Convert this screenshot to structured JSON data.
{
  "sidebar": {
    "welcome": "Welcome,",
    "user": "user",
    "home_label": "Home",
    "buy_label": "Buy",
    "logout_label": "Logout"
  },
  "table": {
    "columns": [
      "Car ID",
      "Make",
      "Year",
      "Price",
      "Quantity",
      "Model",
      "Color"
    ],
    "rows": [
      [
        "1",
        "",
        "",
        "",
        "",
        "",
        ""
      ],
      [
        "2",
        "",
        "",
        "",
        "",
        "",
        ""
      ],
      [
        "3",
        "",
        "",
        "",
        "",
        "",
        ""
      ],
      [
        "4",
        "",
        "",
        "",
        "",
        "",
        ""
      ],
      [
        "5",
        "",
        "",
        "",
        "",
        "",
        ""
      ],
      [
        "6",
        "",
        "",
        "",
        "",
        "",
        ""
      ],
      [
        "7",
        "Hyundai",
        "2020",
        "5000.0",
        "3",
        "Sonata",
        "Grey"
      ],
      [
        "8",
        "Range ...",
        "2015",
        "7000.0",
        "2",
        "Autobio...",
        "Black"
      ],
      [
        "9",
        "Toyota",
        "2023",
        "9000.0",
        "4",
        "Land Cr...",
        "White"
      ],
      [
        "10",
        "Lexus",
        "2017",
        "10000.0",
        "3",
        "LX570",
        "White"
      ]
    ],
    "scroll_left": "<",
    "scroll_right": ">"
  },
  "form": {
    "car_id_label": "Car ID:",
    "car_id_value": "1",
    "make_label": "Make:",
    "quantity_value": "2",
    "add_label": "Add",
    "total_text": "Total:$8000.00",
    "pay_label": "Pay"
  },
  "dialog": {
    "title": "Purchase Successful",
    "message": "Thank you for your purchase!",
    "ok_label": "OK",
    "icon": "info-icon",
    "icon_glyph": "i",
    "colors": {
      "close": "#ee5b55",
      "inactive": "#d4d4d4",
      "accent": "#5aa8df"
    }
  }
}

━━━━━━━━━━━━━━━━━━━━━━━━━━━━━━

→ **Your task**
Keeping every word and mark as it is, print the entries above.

→ **Exercise result**
Convert this screenshot to structured JSON data.
{
  "sidebar": {
    "welcome": "Welcome,",
    "user": "user",
    "home_label": "Home",
    "buy_label": "Buy",
    "logout_label": "Logout"
  },
  "table": {
    "columns": [
      "Car ID",
      "Make",
      "Year",
      "Price",
      "Quantity",
      "Model",
      "Color"
    ],
    "rows": [
      [
        "1",
        "",
        "",
        "",
        "",
        "",
        ""
      ],
      [
        "2",
        "",
        "",
        "",
        "",
        "",
        ""
      ],
      [
        "3",
        "",
        "",
        "",
        "",
        "",
        ""
      ],
      [
        "4",
        "",
        "",
        "",
        "",
        "",
        ""
      ],
      [
        "5",
        "",
        "",
        "",
        "",
        "",
        ""
      ],
      [
        "6",
        "",
        "",
        "",
        "",
        "",
        ""
      ],
      [
        "7",
        "Hyundai",
        "2020",
        "5000.0",
        "3",
        "Sonata",
        "Grey"
      ],
      [
        "8",
        "Range ...",
        "2015",
        "7000.0",
        "2",
        "Autobio...",
        "Black"
      ],
      [
        "9",
        "Toyota",
        "2023",
        "9000.0",
        "4",
        "Land Cr...",
        "White"
      ],
      [
        "10",
        "Lexus",
        "2017",
        "10000.0",
        "3",
        "LX570",
        "White"
      ]
    ],
    "scroll_left": "<",
    "scroll_right": ">"
  },
  "form": {
    "car_id_label": "Car ID:",
    "car_id_value": "1",
    "make_label": "Make:",
    "quantity_value": "2",
    "add_label": "Add",
    "total_text": "Total:$8000.00",
    "pay_label": "Pay"
  },
  "dialog": {
    "title": "Purchase Successful",
    "message": "Thank you for your purchase!",
    "ok_label": "OK",
    "icon": "info-icon",
    "icon_glyph": "i",
    "colors": {
      "close": "#ee5b55",
      "inactive": "#d4d4d4",
      "accent": "#5aa8df"
    }
  }
}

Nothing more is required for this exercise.